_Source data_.
....

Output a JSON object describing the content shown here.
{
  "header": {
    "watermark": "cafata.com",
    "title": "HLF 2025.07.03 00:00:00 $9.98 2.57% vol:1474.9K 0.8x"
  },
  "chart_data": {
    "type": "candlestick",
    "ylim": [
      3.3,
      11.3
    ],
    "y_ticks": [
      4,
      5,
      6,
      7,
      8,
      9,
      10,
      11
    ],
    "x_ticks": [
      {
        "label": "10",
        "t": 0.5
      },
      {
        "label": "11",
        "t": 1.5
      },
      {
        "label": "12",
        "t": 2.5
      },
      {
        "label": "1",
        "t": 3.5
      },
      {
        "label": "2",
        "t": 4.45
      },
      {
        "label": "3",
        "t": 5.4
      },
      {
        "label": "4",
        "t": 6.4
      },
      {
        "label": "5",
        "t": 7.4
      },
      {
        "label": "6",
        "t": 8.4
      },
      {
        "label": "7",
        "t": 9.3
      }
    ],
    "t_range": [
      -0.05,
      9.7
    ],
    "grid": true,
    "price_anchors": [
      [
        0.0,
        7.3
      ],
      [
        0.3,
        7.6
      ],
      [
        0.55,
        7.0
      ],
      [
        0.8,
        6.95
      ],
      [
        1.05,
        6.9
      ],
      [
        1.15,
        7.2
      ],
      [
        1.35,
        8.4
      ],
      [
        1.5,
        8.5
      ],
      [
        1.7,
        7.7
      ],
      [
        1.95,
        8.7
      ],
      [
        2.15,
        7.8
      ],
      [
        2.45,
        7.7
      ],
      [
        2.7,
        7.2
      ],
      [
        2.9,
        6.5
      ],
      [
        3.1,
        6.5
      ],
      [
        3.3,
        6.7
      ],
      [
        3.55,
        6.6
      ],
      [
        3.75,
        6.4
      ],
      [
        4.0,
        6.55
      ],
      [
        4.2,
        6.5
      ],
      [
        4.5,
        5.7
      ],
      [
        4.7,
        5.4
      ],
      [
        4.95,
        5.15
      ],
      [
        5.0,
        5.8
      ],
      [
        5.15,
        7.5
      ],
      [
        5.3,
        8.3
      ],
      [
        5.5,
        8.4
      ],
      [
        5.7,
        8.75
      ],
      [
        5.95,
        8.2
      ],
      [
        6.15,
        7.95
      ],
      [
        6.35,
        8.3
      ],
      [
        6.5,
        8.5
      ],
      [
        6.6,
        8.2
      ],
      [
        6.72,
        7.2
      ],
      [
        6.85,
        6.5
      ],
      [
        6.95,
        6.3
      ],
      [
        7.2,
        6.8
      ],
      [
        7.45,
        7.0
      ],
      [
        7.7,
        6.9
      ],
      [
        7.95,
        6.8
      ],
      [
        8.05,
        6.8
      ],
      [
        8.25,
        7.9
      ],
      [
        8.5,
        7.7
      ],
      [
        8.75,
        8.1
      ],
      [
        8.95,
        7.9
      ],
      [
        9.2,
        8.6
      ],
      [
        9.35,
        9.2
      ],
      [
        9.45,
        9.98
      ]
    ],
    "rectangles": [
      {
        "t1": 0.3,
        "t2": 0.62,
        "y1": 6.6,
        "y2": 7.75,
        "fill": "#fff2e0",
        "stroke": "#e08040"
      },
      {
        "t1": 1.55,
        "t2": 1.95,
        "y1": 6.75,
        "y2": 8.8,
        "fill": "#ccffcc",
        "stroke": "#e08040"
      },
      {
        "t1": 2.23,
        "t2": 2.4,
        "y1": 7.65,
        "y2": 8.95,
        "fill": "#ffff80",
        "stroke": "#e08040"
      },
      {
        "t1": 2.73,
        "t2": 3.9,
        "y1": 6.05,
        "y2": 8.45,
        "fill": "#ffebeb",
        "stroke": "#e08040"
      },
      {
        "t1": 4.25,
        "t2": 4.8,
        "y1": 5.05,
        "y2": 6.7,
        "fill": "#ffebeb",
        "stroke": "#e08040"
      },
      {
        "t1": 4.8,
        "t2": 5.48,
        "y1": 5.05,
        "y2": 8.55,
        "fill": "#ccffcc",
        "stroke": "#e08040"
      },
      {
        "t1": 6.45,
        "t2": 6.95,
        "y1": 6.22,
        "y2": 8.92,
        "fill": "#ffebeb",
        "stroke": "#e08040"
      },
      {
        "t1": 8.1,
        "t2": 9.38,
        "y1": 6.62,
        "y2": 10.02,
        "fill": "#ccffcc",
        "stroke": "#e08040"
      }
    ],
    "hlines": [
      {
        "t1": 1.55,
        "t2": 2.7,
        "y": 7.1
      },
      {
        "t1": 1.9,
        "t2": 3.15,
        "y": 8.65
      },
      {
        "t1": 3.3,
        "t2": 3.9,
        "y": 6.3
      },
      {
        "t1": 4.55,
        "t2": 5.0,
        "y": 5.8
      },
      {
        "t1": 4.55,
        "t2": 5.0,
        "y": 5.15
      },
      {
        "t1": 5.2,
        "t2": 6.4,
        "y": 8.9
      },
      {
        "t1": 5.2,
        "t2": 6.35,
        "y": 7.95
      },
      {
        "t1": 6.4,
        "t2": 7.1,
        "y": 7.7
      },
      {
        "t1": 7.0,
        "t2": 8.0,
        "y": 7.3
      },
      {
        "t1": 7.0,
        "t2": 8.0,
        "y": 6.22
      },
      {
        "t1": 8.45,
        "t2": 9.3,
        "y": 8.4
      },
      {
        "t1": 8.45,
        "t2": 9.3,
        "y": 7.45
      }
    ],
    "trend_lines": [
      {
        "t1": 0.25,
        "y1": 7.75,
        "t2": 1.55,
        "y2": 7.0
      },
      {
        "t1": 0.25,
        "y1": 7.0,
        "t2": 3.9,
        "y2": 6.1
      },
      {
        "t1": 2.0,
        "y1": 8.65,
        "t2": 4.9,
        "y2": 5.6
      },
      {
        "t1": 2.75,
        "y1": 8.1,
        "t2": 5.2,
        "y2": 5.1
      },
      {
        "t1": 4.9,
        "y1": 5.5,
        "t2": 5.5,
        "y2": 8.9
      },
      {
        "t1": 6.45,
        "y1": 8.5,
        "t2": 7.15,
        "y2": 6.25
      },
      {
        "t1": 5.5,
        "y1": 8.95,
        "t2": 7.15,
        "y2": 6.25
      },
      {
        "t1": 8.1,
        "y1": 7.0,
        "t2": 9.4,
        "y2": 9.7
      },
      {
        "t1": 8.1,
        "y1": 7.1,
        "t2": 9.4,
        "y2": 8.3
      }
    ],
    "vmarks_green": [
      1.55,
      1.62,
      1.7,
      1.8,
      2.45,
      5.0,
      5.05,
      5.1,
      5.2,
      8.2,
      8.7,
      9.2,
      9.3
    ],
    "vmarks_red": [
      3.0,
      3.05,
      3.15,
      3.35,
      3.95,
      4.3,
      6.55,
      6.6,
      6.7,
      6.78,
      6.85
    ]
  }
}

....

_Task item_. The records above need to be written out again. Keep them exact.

_Reply to the exercise_.
Output a JSON object describing the content shown here.
{
  "header": {
    "watermark": "cafata.com",
    "title": "HLF 2025.07.03 00:00:00 $9.98 2.57% vol:1474.9K 0.8x"
  },
  "chart_data": {
    "type": "candlestick",
    "ylim": [
      3.3,
      11.3
    ],
    "y_ticks": [
      4,
      5,
      6,
      7,
      8,
      9,
      10,
      11
    ],
    "x_ticks": [
      {
        "label": "10",
        "t": 0.5
      },
      {
        "label": "11",
        "t": 1.5
      },
      {
        "label": "12",
        "t": 2.5
      },
      {
        "label": "1",
        "t": 3.5
      },
      {
        "label": "2",
        "t": 4.45
      },
      {
        "label": "3",
        "t": 5.4
      },
      {
        "label": "4",
        "t": 6.4
      },
      {
        "label": "5",
        "t": 7.4
      },
      {
        "label": "6",
        "t": 8.4
      },
      {
        "label": "7",
        "t": 9.3
      }
    ],
    "t_range": [
      -0.05,
      9.7
    ],
    "grid": true,
    "price_anchors": [
      [
        0.0,
        7.3
      ],
      [
        0.3,
        7.6
      ],
      [
        0.55,
        7.0
      ],
      [
        0.8,
        6.95
      ],
      [
        1.05,
        6.9
      ],
      [
        1.15,
        7.2
      ],
      [
        1.35,
        8.4
      ],
      [
        1.5,
        8.5
      ],
      [
        1.7,
        7.7
      ],
      [
        1.95,
        8.7
      ],
      [
        2.15,
        7.8
      ],
      [
        2.45,
        7.7
      ],
      [
        2.7,
        7.2
      ],
      [
        2.9,
        6.5
      ],
      [
        3.1,
        6.5
      ],
      [
        3.3,
        6.7
      ],
      [
        3.55,
        6.6
      ],
      [
        3.75,
        6.4
      ],
      [
        4.0,
        6.55
      ],
      [
        4.2,
        6.5
      ],
      [
        4.5,
        5.7
      ],
      [
        4.7,
        5.4
      ],
      [
        4.95,
        5.15
      ],
      [
        5.0,
        5.8
      ],
      [
        5.15,
        7.5
      ],
      [
        5.3,
        8.3
      ],
      [
        5.5,
        8.4
      ],
      [
        5.7,
        8.75
      ],
      [
        5.95,
        8.2
      ],
      [
        6.15,
        7.95
      ],
      [
        6.35,
        8.3
      ],
      [
        6.5,
        8.5
      ],
      [
        6.6,
        8.2
      ],
      [
        6.72,
        7.2
      ],
      [
        6.85,
        6.5
      ],
      [
        6.95,
        6.3
      ],
      [
        7.2,
        6.8
      ],
      [
        7.45,
        7.0
      ],
      [
        7.7,
        6.9
      ],
      [
        7.95,
        6.8
      ],
      [
        8.05,
        6.8
      ],
      [
        8.25,
        7.9
      ],
      [
        8.5,
        7.7
      ],
      [
        8.75,
        8.1
      ],
      [
        8.95,
        7.9
      ],
      [
        9.2,
        8.6
      ],
      [
        9.35,
        9.2
      ],
      [
        9.45,
        9.98
      ]
    ],
    "rectangles": [
      {
        "t1": 0.3,
        "t2": 0.62,
        "y1": 6.6,
        "y2": 7.75,
        "fill": "#fff2e0",
        "stroke": "#e08040"
      },
      {
        "t1": 1.55,
        "t2": 1.95,
        "y1": 6.75,
        "y2": 8.8,
        "fill": "#ccffcc",
        "stroke": "#e08040"
      },
      {
        "t1": 2.23,
        "t2": 2.4,
        "y1": 7.65,
        "y2": 8.95,
        "fill": "#ffff80",
        "stroke": "#e08040"
      },
      {
        "t1": 2.73,
        "t2": 3.9,
        "y1": 6.05,
        "y2": 8.45,
        "fill": "#ffebeb",
        "stroke": "#e08040"
      },
      {
        "t1": 4.25,
        "t2": 4.8,
        "y1": 5.05,
        "y2": 6.7,
        "fill": "#ffebeb",
        "stroke": "#e08040"
      },
      {
        "t1": 4.8,
        "t2": 5.48,
        "y1": 5.05,
        "y2": 8.55,
        "fill": "#ccffcc",
        "stroke": "#e08040"
      },
      {
        "t1": 6.45,
        "t2": 6.95,
        "y1": 6.22,
        "y2": 8.92,
        "fill": "#ffebeb",
        "stroke": "#e08040"
      },
      {
        "t1": 8.1,
        "t2": 9.38,
        "y1": 6.62,
        "y2": 10.02,
        "fill": "#ccffcc",
        "stroke": "#e08040"
      }
    ],
    "hlines": [
      {
        "t1": 1.55,
        "t2": 2.7,
        "y": 7.1
      },
      {
        "t1": 1.9,
        "t2": 3.15,
        "y": 8.65
      },
      {
        "t1": 3.3,
        "t2": 3.9,
        "y": 6.3
      },
      {
        "t1": 4.55,
        "t2": 5.0,
        "y": 5.8
      },
      {
        "t1": 4.55,
        "t2": 5.0,
        "y": 5.15
      },
      {
        "t1": 5.2,
        "t2": 6.4,
        "y": 8.9
      },
      {
        "t1": 5.2,
        "t2": 6.35,
        "y": 7.95
      },
      {
        "t1": 6.4,
        "t2": 7.1,
        "y": 7.7
      },
      {
        "t1": 7.0,
        "t2": 8.0,
        "y": 7.3
      },
      {
        "t1": 7.0,
        "t2": 8.0,
        "y": 6.22
      },
      {
        "t1": 8.45,
        "t2": 9.3,
        "y": 8.4
      },
      {
        "t1": 8.45,
        "t2": 9.3,
        "y": 7.45
      }
    ],
    "trend_lines": [
      {
        "t1": 0.25,
        "y1": 7.75,
        "t2": 1.55,
        "y2": 7.0
      },
      {
        "t1": 0.25,
        "y1": 7.0,
        "t2": 3.9,
        "y2": 6.1
      },
      {
        "t1": 2.0,
        "y1": 8.65,
        "t2": 4.9,
        "y2": 5.6
      },
      {
        "t1": 2.75,
        "y1": 8.1,
        "t2": 5.2,
        "y2": 5.1
      },
      {
        "t1": 4.9,
        "y1": 5.5,
        "t2": 5.5,
        "y2": 8.9
      },
      {
        "t1": 6.45,
        "y1": 8.5,
        "t2": 7.15,
        "y2": 6.25
      },
      {
        "t1": 5.5,
        "y1": 8.95,
        "t2": 7.15,
        "y2": 6.25
      },
      {
        "t1": 8.1,
        "y1": 7.0,
        "t2": 9.4,
        "y2": 9.7
      },
      {
        "t1": 8.1,
        "y1": 7.1,
        "t2": 9.4,
        "y2": 8.3
      }
    ],
    "vmarks_green": [
      1.55,
      1.62,
      1.7,
      1.8,
      2.45,
      5.0,
      5.05,
      5.1,
      5.2,
      8.2,
      8.7,
      9.2,
      9.3
    ],
    "vmarks_red": [
      3.0,
      3.05,
      3.15,
      3.35,
      3.95,
      4.3,
      6.55,
      6.6,
      6.7,
      6.78,
      6.85
    ]
  }
}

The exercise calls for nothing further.